Career[edit]

Theatre roles include The Lady of the Camellias, Hamlet, Celluloid Heroes, The Ride Across Lake Constance, Shadows of Blood, Rooted, Kennedy's Children. With the Old Tote Theatre Company she acted in The Legend of King O'Malley, The Season at Sarsparilla, The Misanthrope, The Threepenny Opera, and Big Toys by Patrick White, who wrote the play for Fitzpatrick. She acted in Visions for the Paris Theatre Company, and in The Recruiting Officer for the Melbourne Theatre Company. She played Magenta in the original Australian production of The Rocky Horror Show in 1974. Her latest appearance (May 2014) was with Sydney's Ensemble Theatre in the David Williamson play Cruise Control.

Fitzpatrick's film roles included appearances in Homesdale (1971), The Office Picnic (1972), Promised Woman (1975), The Great Macarthy (1975), The Removalists (1975), The Night Nurse (1977), Goodbye Paradise (1983), The Return of Captain Invincible (1983) and A World Apart (1988). Her television series appearances include Serpent in the Rainbow, Birds in the Bush, Boney, Something in the Air, Scooter: Secret Agent, Blue Heelers, Marshall Law, Always Greener, and All Saints. In 2006, Fitzpatrick briefly joined the cast of soap opera Neighbours in the role of Loris Timmins. In 2009, Fitzpatrick appeared in Packed to the Rafters in a reprising guest role. In 2010, Fitzpatrick did a short film called Stay Awake and also appeared on Satisfaction.

In 1983, Fitzpatrick became the world's first female cricketing commentator on television, when she joined the Nine Network cricket commentating team, a gamble by Channel Nine to add a more female approach to the game and attract a larger audience.

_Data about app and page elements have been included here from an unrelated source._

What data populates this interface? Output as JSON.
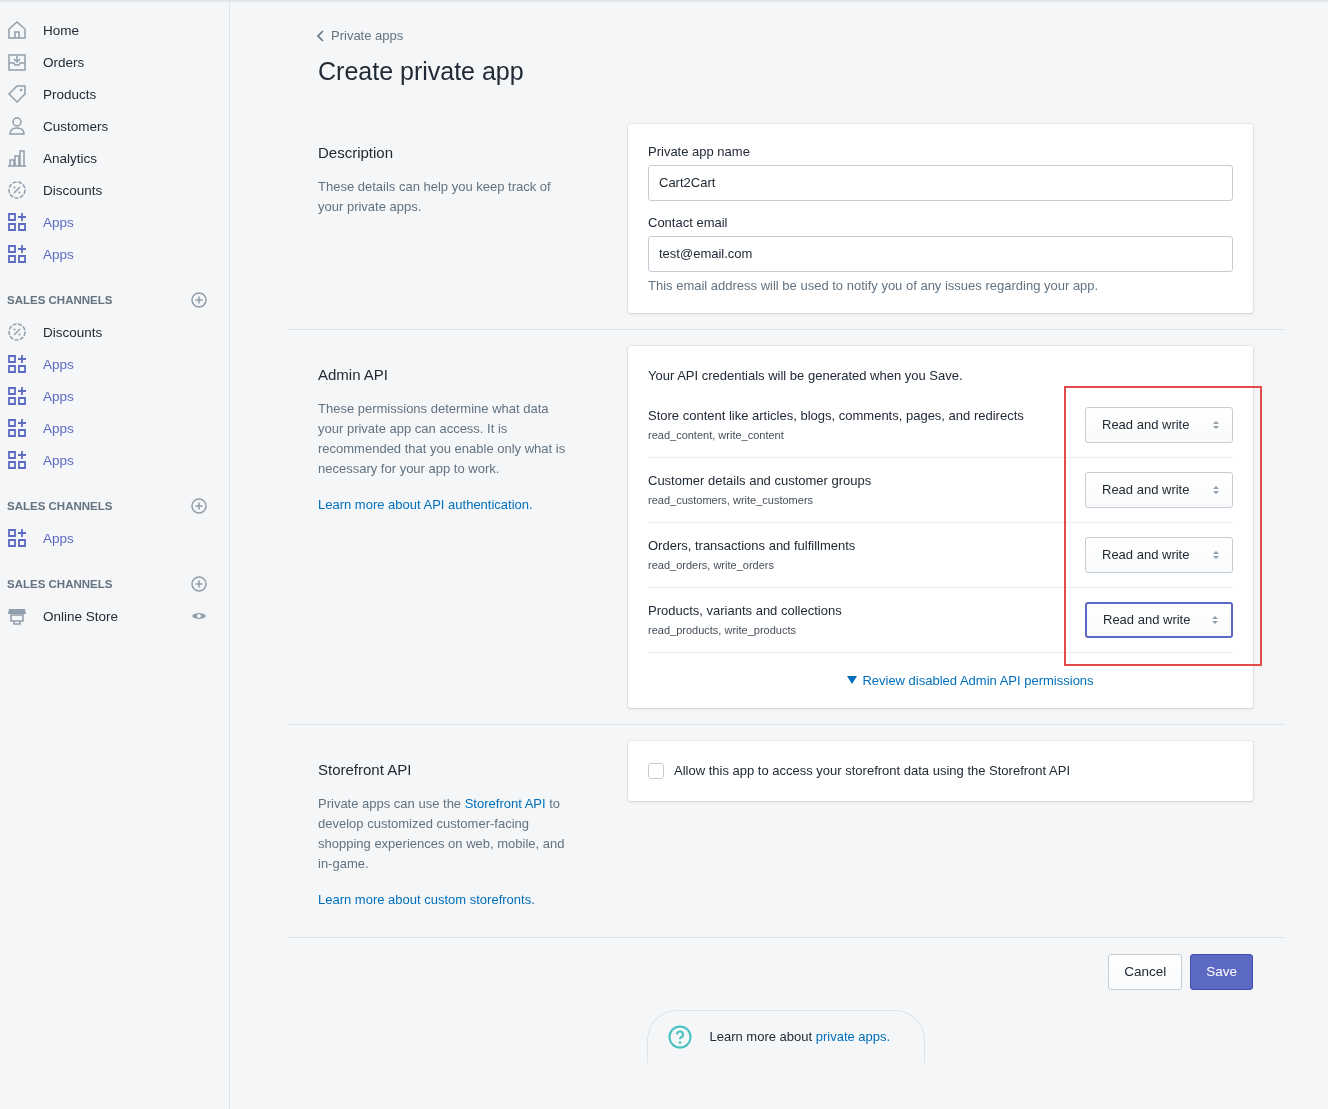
{
  "sidebar": {
    "items": [
      {
        "kind": "home",
        "label": "Home",
        "active": false
      },
      {
        "kind": "orders",
        "label": "Orders",
        "active": false
      },
      {
        "kind": "products",
        "label": "Products",
        "active": false
      },
      {
        "kind": "customers",
        "label": "Customers",
        "active": false
      },
      {
        "kind": "analytics",
        "label": "Analytics",
        "active": false
      },
      {
        "kind": "discounts",
        "label": "Discounts",
        "active": false
      },
      {
        "kind": "apps",
        "label": "Apps",
        "active": true
      },
      {
        "kind": "apps",
        "label": "Apps",
        "active": true
      },
      {
        "kind": "heading",
        "label": "SALES CHANNELS"
      },
      {
        "kind": "discounts",
        "label": "Discounts",
        "active": false
      },
      {
        "kind": "apps",
        "label": "Apps",
        "active": true
      },
      {
        "kind": "apps",
        "label": "Apps",
        "active": true
      },
      {
        "kind": "apps",
        "label": "Apps",
        "active": true
      },
      {
        "kind": "apps",
        "label": "Apps",
        "active": true
      },
      {
        "kind": "heading",
        "label": "SALES CHANNELS"
      },
      {
        "kind": "apps",
        "label": "Apps",
        "active": true
      },
      {
        "kind": "heading",
        "label": "SALES CHANNELS"
      },
      {
        "kind": "store",
        "label": "Online Store",
        "active": false
      }
    ]
  },
  "breadcrumb": "Private apps",
  "title": "Create private app",
  "description": {
    "heading": "Description",
    "text": "These details can help you keep track of your private apps.",
    "fields": [
      {
        "label": "Private app name",
        "value": "Cart2Cart"
      },
      {
        "label": "Contact email",
        "value": "test@email.com",
        "help": "This email address will be used to notify you of any issues regarding your app."
      }
    ]
  },
  "admin_api": {
    "heading": "Admin API",
    "text": "These permissions determine what data your private app can access. It is recommended that you enable only what is necessary for your app to work.",
    "link": "Learn more about API authentication.",
    "intro": "Your API credentials will be generated when you Save.",
    "permissions": [
      {
        "name": "Store content like articles, blogs, comments, pages, and redirects",
        "scopes": "read_content, write_content",
        "access": "Read and write",
        "focused": false
      },
      {
        "name": "Customer details and customer groups",
        "scopes": "read_customers, write_customers",
        "access": "Read and write",
        "focused": false
      },
      {
        "name": "Orders, transactions and fulfillments",
        "scopes": "read_orders, write_orders",
        "access": "Read and write",
        "focused": false
      },
      {
        "name": "Products, variants and collections",
        "scopes": "read_products, write_products",
        "access": "Read and write",
        "focused": true
      }
    ],
    "review_link": "Review disabled Admin API permissions"
  },
  "storefront_api": {
    "heading": "Storefront API",
    "text_before": "Private apps can use the",
    "text_link": "Storefront API",
    "text_after": "to develop customized customer-facing shopping experiences on web, mobile, and in-game.",
    "link": "Learn more about custom storefronts.",
    "checkbox": {
      "label": "Allow this app to access your storefront data using the Storefront API",
      "checked": false
    }
  },
  "buttons": {
    "cancel": "Cancel",
    "save": "Save"
  },
  "footer": {
    "text": "Learn more about",
    "link": "private apps."
  }
}
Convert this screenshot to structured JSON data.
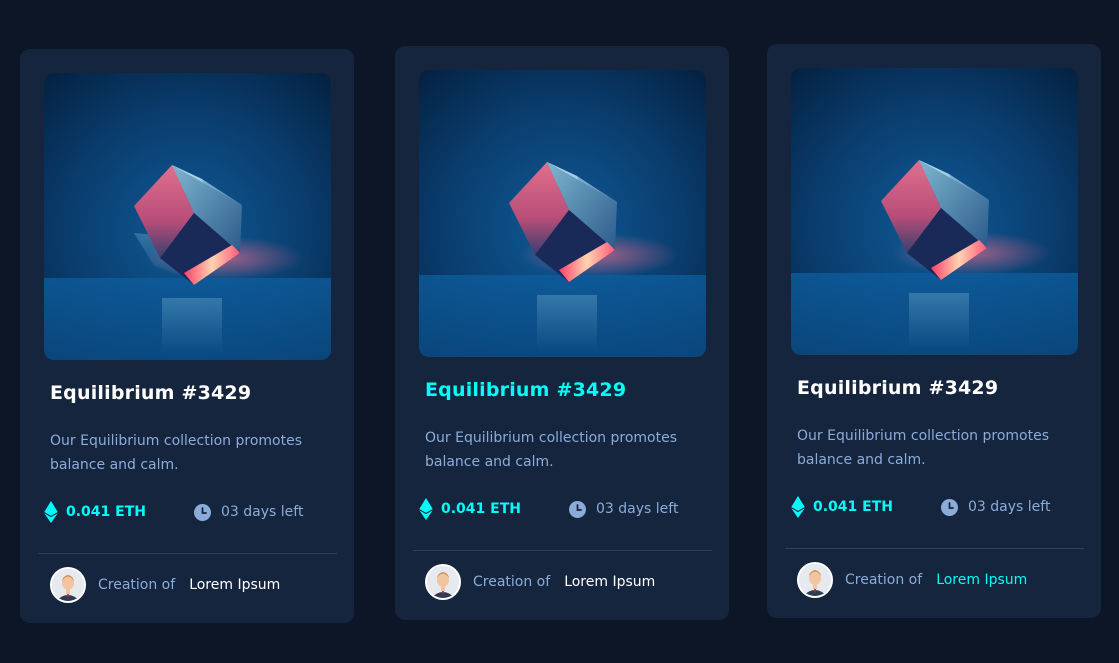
{
  "cards": [
    {
      "title": "Equilibrium #3429",
      "description": "Our Equilibrium collection promotes balance and calm.",
      "price": "0.041 ETH",
      "time_left": "03 days left",
      "creator_prefix": "Creation of",
      "creator_name": "Lorem Ipsum"
    },
    {
      "title": "Equilibrium #3429",
      "description": "Our Equilibrium collection promotes balance and calm.",
      "price": "0.041 ETH",
      "time_left": "03 days left",
      "creator_prefix": "Creation of",
      "creator_name": "Lorem Ipsum"
    },
    {
      "title": "Equilibrium #3429",
      "description": "Our Equilibrium collection promotes balance and calm.",
      "price": "0.041 ETH",
      "time_left": "03 days left",
      "creator_prefix": "Creation of",
      "creator_name": "Lorem Ipsum"
    }
  ],
  "colors": {
    "background": "#0d1627",
    "card": "#15253e",
    "accent": "#00fff8",
    "muted_text": "#8bacd9",
    "divider": "#2e405a"
  },
  "icons": {
    "price": "ethereum-icon",
    "time": "clock-icon",
    "creator": "avatar"
  }
}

Allegedly, Fitzpatrick was not welcomed with open arms by the (until then) male bastion of cricket commentators, according to Angela Pippos.[3] Nine's tactical move, in placing a female in a cricket commentator role, was not successful and Fitzpatrick didn't return for the following season.

Fitzpatrick is a published author, essayist, and humourist whose work has appeared in numerous major newspapers and journals over the last 30 years. Fitzpatrick has also worked as a political speech writer during the 1990s.

Recognition[edit]

She also has been awarded the Queen's "Silver Jubilee Medal" for services to the theatre on the Britannia and has recently completed an Arts degree from National Institute of Dramatic Art.

Personal life[edit]

Fitzpatrick has a son named Joe Fitzpatrick (Joseph Baillieu Albertini Fitzpatrick), with French architect José Albertini.

Bibliography[edit]

  • Kate Fitzpatrick (2004). Name dropping : an incomplete memoir. Pymble, N.S.W. : HarperCollins. ISBN 0-7322-7468-0. 
  • Kate Fitzpatrick (2005). Air Mail : Three women Letters from five continents. John Wiley & sons Australia LTD. 

References[edit]

  1. ^ Panscript
  2. ^ Interview with Margaret Throsby, broadcast Radio National 11 May 2014
  3. ^ Ugra, Sharda (June 2016). "Girls aloud". The Cricket Monthly. ESPN Cricinfo. Retrieved August 15, 2016. 

External links[edit]